Amidst swirling allegations of corruption this summer involving Qatar's bid to host the 2022 World Cup, another FIFA official in another part of the world has come under scrutiny, as Canover Watson was arrested on suspicion of corruption and money laundering before being released on bail.
According to a Sky Sports report, Watson—the vice-president of the Caribbean Football Union and a member of FIFA's audit and compliance committee—was arrested by the Royal Cayman Islands Police Anti-Corruption Unit:
According to a police statement, Watson was arrested for 'suspicion of breach of trust contrary to section 13 of the Cayman Islands Anti-Corruption Law, as well as abuse of public office.' Their statement also reported there had been 'a conflict of interest and suspicion of money laundering contrary to section 133 of the Proceeds of Crime Law.'
A statement from Watson to local media denied any wrongdoing:
'I make this brief statement following my arrest in relation to suspected offences contrary to the Anti-Corruption Law. The allegations are denied. In due course, at the proper time and in the appropriate forum, I look forward to setting out my position in greater detail. I have been advised by my attorneys that it would be inappropriate for me to make further comment.'
While it is important to distinguish that these are just charges levied against Watson, it would be a huge blight for FIFA—and a delicious slice of irony for the organization's detractors—if a member of their financial watchdog committee was found guilty of money laundering.
Corruption amongst the ranks of FIFA officials is nothing new. In fact, it has arguably become a running joke amongst football fans, to the point that John Oliver took the organization to task on his HBO program, Last Week Tonight with John Oliver, in June:
The Qatar World Cup, in particular, has cast FIFA in a poor light, namely over the treatment of the workers in the country as preparations for the event are underway.
In May, Ian Black, Owen Gibson and Robert Booth of The Guardian reported that the country was going to reform its controversial "kafala" working laws, which essentially "tethers workers to a single employer, who can therefore treat his workforce with impunity," though organizations such as Amnesty International feared the changes would be cosmetic in nature due to the mounting international pressure and wouldn't actually reform the system in place.
Then in late May, reports emerged that Mohamed Bin Hammam had bribes to several FIFA officials to garner support for Qatar's bid. And most recently, Western leaders have reportedly considered boycotting the 2018 World Cup in Russia due to the crisis in Ukraine and excluding the country from other "high-profile international cultural, economic or sporting events," according to Peter Spiegel and Christian Oliver of CNBC.com.

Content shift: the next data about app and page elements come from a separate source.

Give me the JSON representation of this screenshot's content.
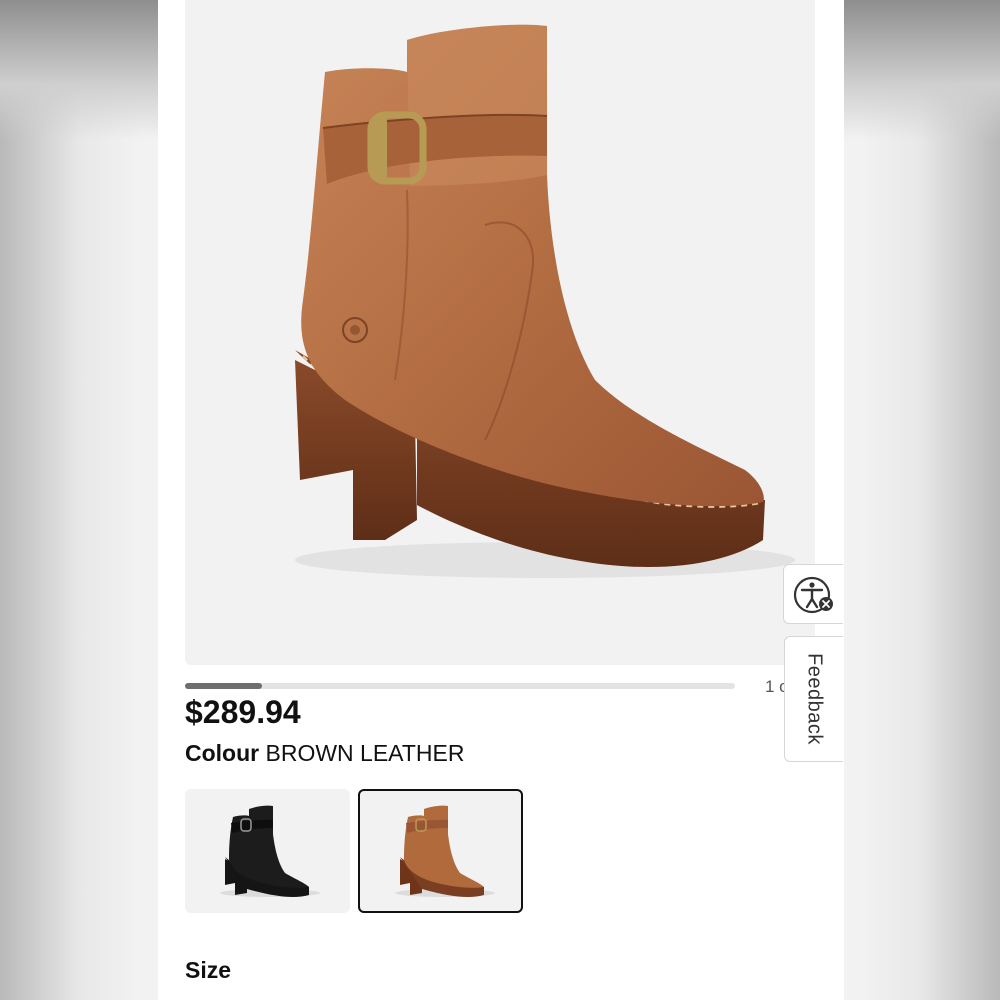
{
  "product": {
    "price": "$289.94",
    "colour_label": "Colour",
    "colour_value": "BROWN LEATHER",
    "size_label": "Size"
  },
  "gallery": {
    "counter": "1 of",
    "progress_fraction": 0.14
  },
  "swatches": [
    {
      "name": "black",
      "selected": false,
      "color": "#1c1c1c"
    },
    {
      "name": "brown",
      "selected": true,
      "color": "#b06a3c"
    }
  ],
  "side_widgets": {
    "accessibility_icon": "accessibility-icon",
    "feedback_label": "Feedback"
  },
  "colors": {
    "leather": "#b5714a",
    "sole": "#7a3f22",
    "buckle": "#b79a54"
  }
}
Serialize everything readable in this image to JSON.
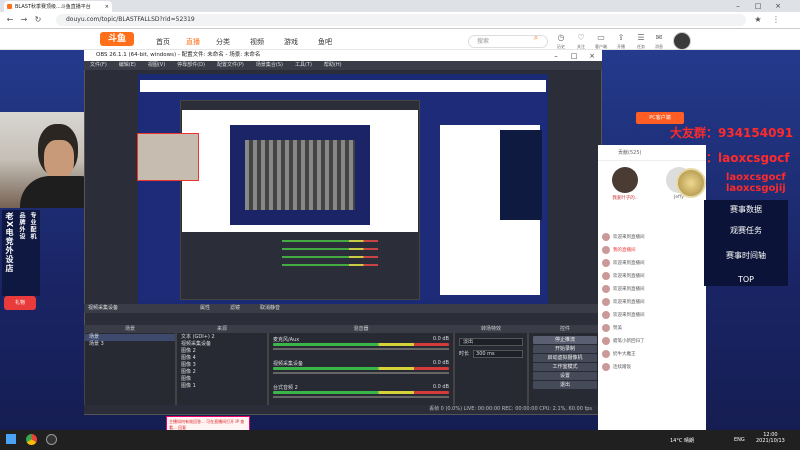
{
  "browser": {
    "tab_title": "BLAST秋季赛顶级...斗鱼直播平台",
    "url": "douyu.com/topic/BLASTFALLSD?rid=52319",
    "window_controls": [
      "minimize-icon",
      "maximize-icon",
      "close-icon"
    ]
  },
  "douyu": {
    "logo": "斗鱼",
    "nav": [
      "首页",
      "直播",
      "分类",
      "视频",
      "游戏",
      "鱼吧"
    ],
    "search_placeholder": "搜索",
    "header_icons": [
      {
        "icon": "history-icon",
        "label": "历史"
      },
      {
        "icon": "follow-icon",
        "label": "关注"
      },
      {
        "icon": "client-icon",
        "label": "客户端"
      },
      {
        "icon": "upload-icon",
        "label": "开播"
      },
      {
        "icon": "task-icon",
        "label": "任务"
      },
      {
        "icon": "message-icon",
        "label": "消息"
      }
    ],
    "pc_client_button": "PC客户端",
    "ad_red_lines": [
      "大友群：934154091",
      "大行动：laoxcsgocf",
      "laoxcsgocf",
      "laoxcsgojij"
    ],
    "rank_items": [
      "赛事数据",
      "观赛任务",
      "赛事时间轴",
      "TOP"
    ],
    "contribution_tab": "贡献(525)",
    "chat_lines": [
      "欢迎来到直播间",
      "我的直播间",
      "欢迎来到直播间",
      "欢迎来到直播间",
      "欢迎来到直播间",
      "欢迎来到直播间",
      "欢迎来到直播间",
      "赞美",
      "蜡笔小新回归了",
      "奶牛大魔王",
      "连续蹭饭"
    ],
    "contributors": [
      "我爱叶子的..",
      "Jeffy"
    ]
  },
  "left_panel": {
    "vertical_texts": [
      "老X电竞外设店",
      "品牌外设",
      "专业配机"
    ],
    "badge": "礼物"
  },
  "obs": {
    "title": "OBS 26.1.1 (64-bit, windows) - 配置文件: 未命名 - 场景: 未命名",
    "menu": [
      "文件(F)",
      "编辑(E)",
      "视图(V)",
      "停靠部件(D)",
      "配置文件(P)",
      "场景集合(S)",
      "工具(T)",
      "帮助(H)"
    ],
    "source_toolbar": [
      "属性",
      "滤镜",
      "取消静音"
    ],
    "docks": {
      "scenes_header": "场景",
      "sources_header": "来源",
      "mixer_header": "混音器",
      "transitions_header": "转场特效",
      "controls_header": "控件"
    },
    "scenes": [
      "场景",
      "场景 3"
    ],
    "sources": [
      "文本 (GDI+) 2",
      "视频采集设备",
      "图像 2",
      "图像 4",
      "图像 3",
      "图像 2",
      "图像",
      "图像 1"
    ],
    "mixer_channels": [
      {
        "name": "麦克风/Aux",
        "db": "0.0 dB"
      },
      {
        "name": "视频采集设备",
        "db": "0.0 dB"
      },
      {
        "name": "台式音频 2",
        "db": "0.0 dB"
      }
    ],
    "transition": {
      "type": "淡出",
      "duration_label": "时长",
      "duration": "300 ms"
    },
    "controls": [
      "停止推流",
      "开始录制",
      "启动虚拟摄像机",
      "工作室模式",
      "设置",
      "退出"
    ],
    "status": "丢帧 0 (0.0%)  LIVE: 00:00:00  REC: 00:00:00  CPU: 2.1%, 60.00 fps",
    "scene_src_label": "视频采集设备"
  },
  "toast": "主播如何有效回答... 可在直播间打开 IP 查看... 回复",
  "taskbar": {
    "weather": "14°C 晴朗",
    "lang": "ENG",
    "time": "12:00",
    "date": "2021/10/13"
  }
}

Suffice to say, FIFA and its president, Sepp Blatter—who is seeking reelection—could probably use a bit of positive press at the moment. The allegations against Watson are exactly the opposite. As FIFA continues to find itself fending off allegations of corruption, the development of this case in the Caymen Islands will be of particular intrigue.